6 Simple Immune-Boosting Foods

There are plenty of viruses and colds going around but instead of always looking to supplements, medications and prescriptions from your doctor to help you feel better, it’s time to start looking right in your kitchen.  These six foods offer simple solutions to keep you healthy this season thanks to their immune-boosting and bacteria-fighting properties. You might not even have to step out to the store to start consuming them, they are probably already right your pantry or fridge.


1. Honey

Although honey is sugar, and cutting back on sugar is advantageous for blood sugar control and weight maintenance, if there is any sugar you’re using regularly (like in tea), it should be honey. Honey is well known for it’s bacteria-fighting properties and nutrients including hydrogen peroxide that can help to ward off colds and other bugs.
Tips for buying honey: The darker the color, the more nutrients it contains, so choose a variety like Buckwheat Honey that’s darker in color for more antioxidants and illness-fighting properties.

How to use honey:

  • As a replacement for regular sugar, agave, or maple syrup in recipes and baking
  • In tea for sweetener
  • As a replacement for artificial sweeteners 

2. Garlic

Garlic is surely referred to as a superfood by many as it contains powerful nutrients that have been found to be cancer-preventive and bacteria-fighting.

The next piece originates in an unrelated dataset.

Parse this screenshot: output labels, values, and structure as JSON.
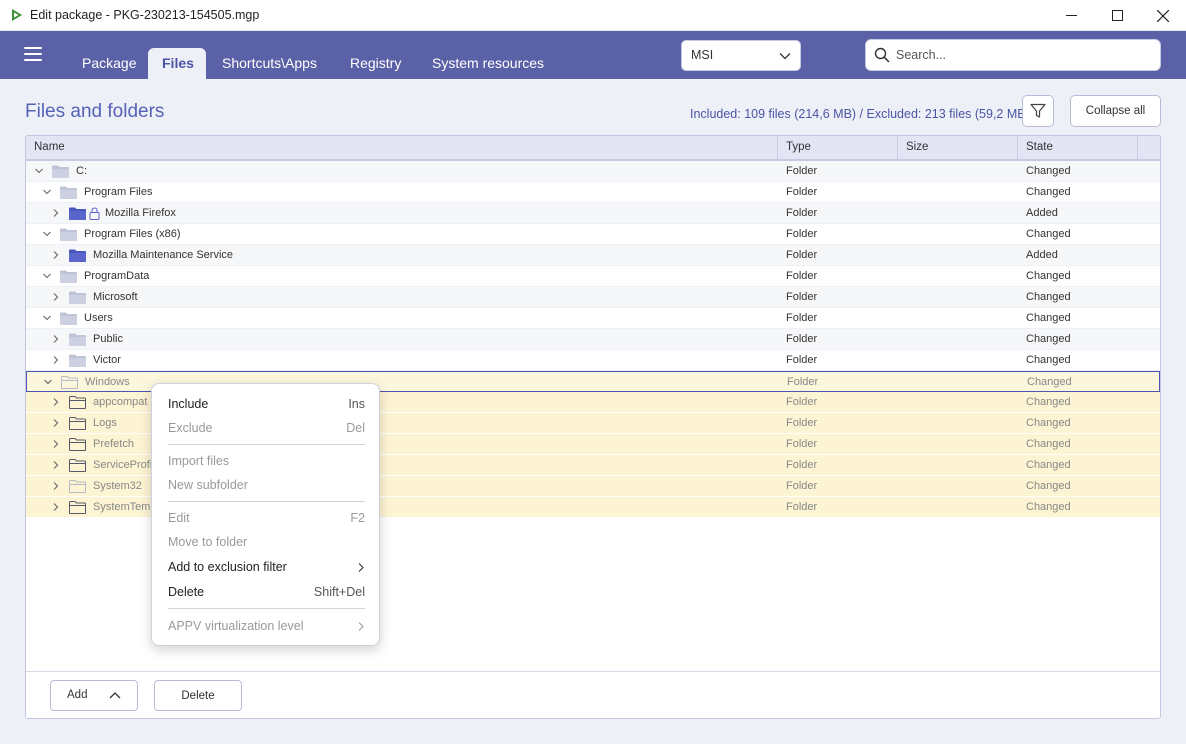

One of the main nutrients in garlic, allicin, has been found to contain properties that help to fight infections like yeast infections and also has anti-viral properties that may help to fight the common cold and flu viruses.

How to use garlic:

  • For allicin to be active, the garlic must be cut or crushed, then let it sit for 5-10 minutes to ensure that the nutrient is active
  • Once the garlic is chopped or crushed and has sat for a few minutes, it can be consumed either raw or cooked.
  • If consuming raw, you can swallow the small pieces like a pill; if cooking it, enjoy it in this Garlic Cauliflower Mash

3. Lemons

Lemons and lemon peels contain nutrients such as coumarin and tetrazine that have been found to contain bacteria-fighting properties. Lemons are also a rich source of vitamin C that can help to fight colds and viruses.

How to use lemons:

4. Naturally Fermented Food

Naturally fermented foods like dairy-free kefirs and yogurts (coconut, almond, hemp or other type) contain probiotics, also known as “healthy bacteria.” The fermentation of foods aids digestion by partially breaking down the food components such as the lactose in yogurt hence why some people can tolerate yogurt but do not feel well after drinking milk or sour dough instead of regular baker’s bread. The main by-product lactic acid not only keeps foods in a state of preservation but also promotes the growth of healthy flora throughout the intestine.

How to consume more probiotic-rich foods:

  • Kimchi or sauerkraut (choose the unpasteurized variety)
  • Dairy-free yogurt (coconut, almond, hemp-milk or others)
  • Kombucha
  • Dairy-free kefir (coconut, almond, hemp-milk or others)
  • Miso soup
  • Sour pickles
  • Tempeh

5. Bone Broth

For anyone who isn’t vegan or vegetarian, bone broth is a popular go-to when it comes to immune-boosting and cold and flu-fighting properties. Bone broth contains nutrients that can help to heal the gut, making the immune system stronger and less susceptible to viruses and diseases. Especially when using grass-fed, organically raised bones as the base of the broth, there is more arginine and glycine which are two important amino acids that can help to fight illness. If you’re new to bone broth, you can learn more about it.

How to use bone broth:

6. Nuts: Cashew, Pistachios & Almonds

Lastly, nuts such as cashews, pistachios and almonds are a source of zinc. Zinc plays an important role in immunity and function of white blood cells that are key for fighting infection and overall for boosting immunity.

How to use zinc-rich nuts:

  • On oatmeal or hot cereal
  • In smoothies
  • On salad or other entrees